WHAT YOU HAVE TO DO: Number of lines below with the word "true": state it and write nothing more.

(Page and application data records)
----
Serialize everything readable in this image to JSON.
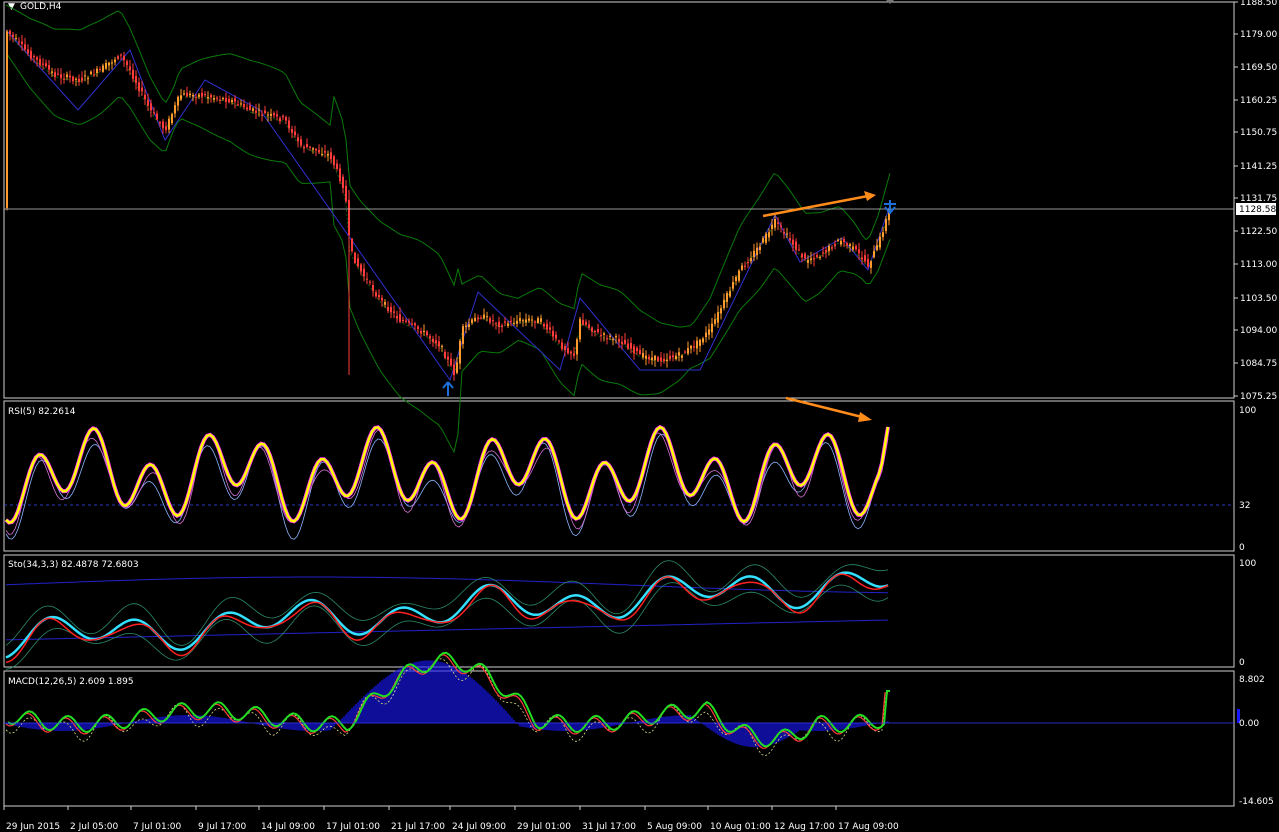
{
  "window": {
    "symbol_title": "GOLD,H4",
    "menu_glyph": "▼"
  },
  "colors": {
    "background": "#000000",
    "grid": "#cfcfcf",
    "bull_candle": "#ff9a2e",
    "bear_candle": "#ff3b3b",
    "bollinger": "#0a7a0a",
    "zigzag": "#3030d0",
    "arrow": "#ff8c1a",
    "signal_marker": "#1e6fd8",
    "rsi_main": "#ffff00",
    "rsi_highlight": "#ff30ff",
    "stoch_main": "#33e0ff",
    "stoch_signal": "#ff2020",
    "macd_line": "#22dd22",
    "macd_hist": "#1818ff",
    "price_line": "#c8c8c8"
  },
  "price_axis": {
    "ticks": [
      "1188.50",
      "1179.00",
      "1169.50",
      "1160.25",
      "1150.75",
      "1141.25",
      "1131.75",
      "1122.50",
      "1113.00",
      "1103.50",
      "1094.00",
      "1084.75",
      "1075.25"
    ],
    "current_price": "1128.58"
  },
  "rsi_panel": {
    "label": "RSI(5) 82.2614",
    "scale_top": "100",
    "scale_level": "32",
    "scale_bottom": "0"
  },
  "stoch_panel": {
    "label": "Sto(34,3,3) 82.4878 72.6803",
    "scale_top": "100",
    "scale_bottom": "0"
  },
  "macd_panel": {
    "label": "MACD(12,26,5) 2.609 1.895",
    "scale_top": "8.802",
    "scale_zero": "0.00",
    "scale_bottom": "-14.605"
  },
  "time_axis": {
    "labels": [
      "29 Jun 2015",
      "2 Jul 05:00",
      "7 Jul 01:00",
      "9 Jul 17:00",
      "14 Jul 09:00",
      "17 Jul 01:00",
      "21 Jul 17:00",
      "24 Jul 09:00",
      "29 Jul 01:00",
      "31 Jul 17:00",
      "5 Aug 09:00",
      "10 Aug 01:00",
      "12 Aug 17:00",
      "17 Aug 09:00"
    ]
  }
}
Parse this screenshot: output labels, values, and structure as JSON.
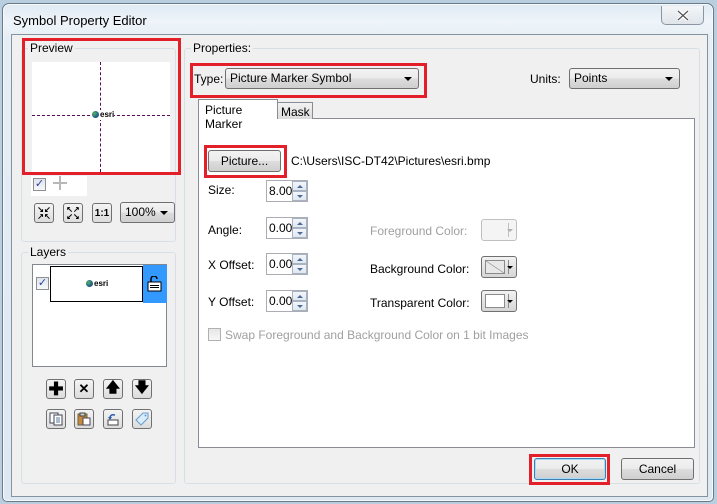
{
  "window": {
    "title": "Symbol Property Editor",
    "close_icon": "close-icon"
  },
  "preview": {
    "label": "Preview",
    "symbol_text": "esri",
    "show_checkbox_checked": true,
    "zoom_buttons": [
      "zoom-in-fit-icon",
      "zoom-out-fit-icon",
      "actual-size-icon"
    ],
    "actual_size_label": "1:1",
    "zoom_level": "100%"
  },
  "layers": {
    "label": "Layers",
    "items": [
      {
        "checked": true,
        "thumbnail_text": "esri",
        "locked": true,
        "selected": true
      }
    ],
    "action_buttons": [
      "add-layer",
      "remove-layer",
      "move-up",
      "move-down"
    ],
    "tool_buttons": [
      "copy-layer",
      "paste-layer",
      "restore-layer",
      "tag-layer"
    ]
  },
  "properties": {
    "label": "Properties:",
    "type_label": "Type:",
    "type_value": "Picture Marker Symbol",
    "units_label": "Units:",
    "units_value": "Points",
    "tabs": [
      {
        "label": "Picture Marker",
        "active": true
      },
      {
        "label": "Mask",
        "active": false
      }
    ],
    "picture_button": "Picture...",
    "picture_path": "C:\\Users\\ISC-DT42\\Pictures\\esri.bmp",
    "size_label": "Size:",
    "size_value": "8.00",
    "angle_label": "Angle:",
    "angle_value": "0.00",
    "xoffset_label": "X Offset:",
    "xoffset_value": "0.00",
    "yoffset_label": "Y Offset:",
    "yoffset_value": "0.00",
    "foreground_label": "Foreground Color:",
    "background_label": "Background Color:",
    "transparent_label": "Transparent Color:",
    "transparent_color": "#ffffff",
    "swap_label": "Swap Foreground and Background Color on 1 bit Images",
    "swap_checked": false
  },
  "footer": {
    "ok_label": "OK",
    "cancel_label": "Cancel"
  },
  "highlight_color": "#e3202a"
}
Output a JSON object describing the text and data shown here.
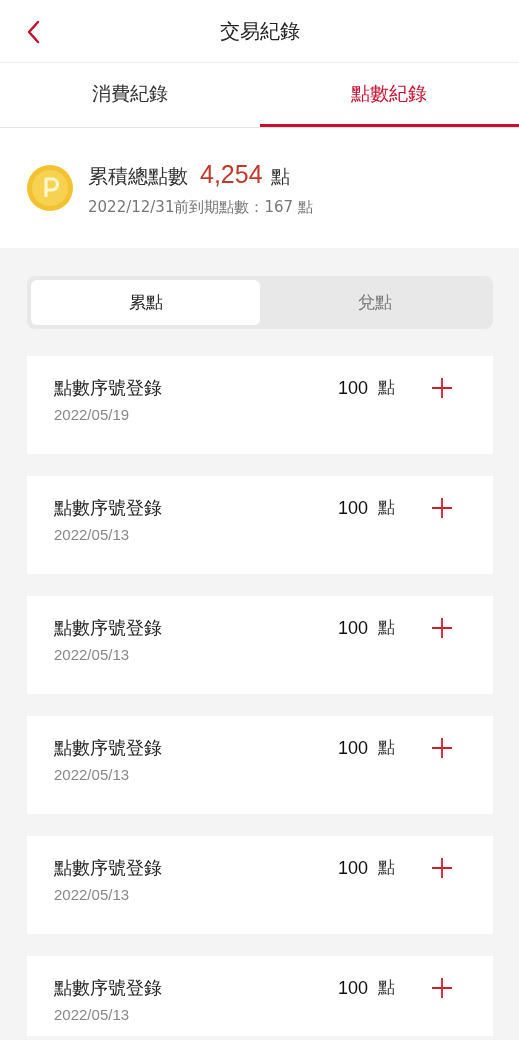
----
RESPONSE FOR THIS EXERCISE: 5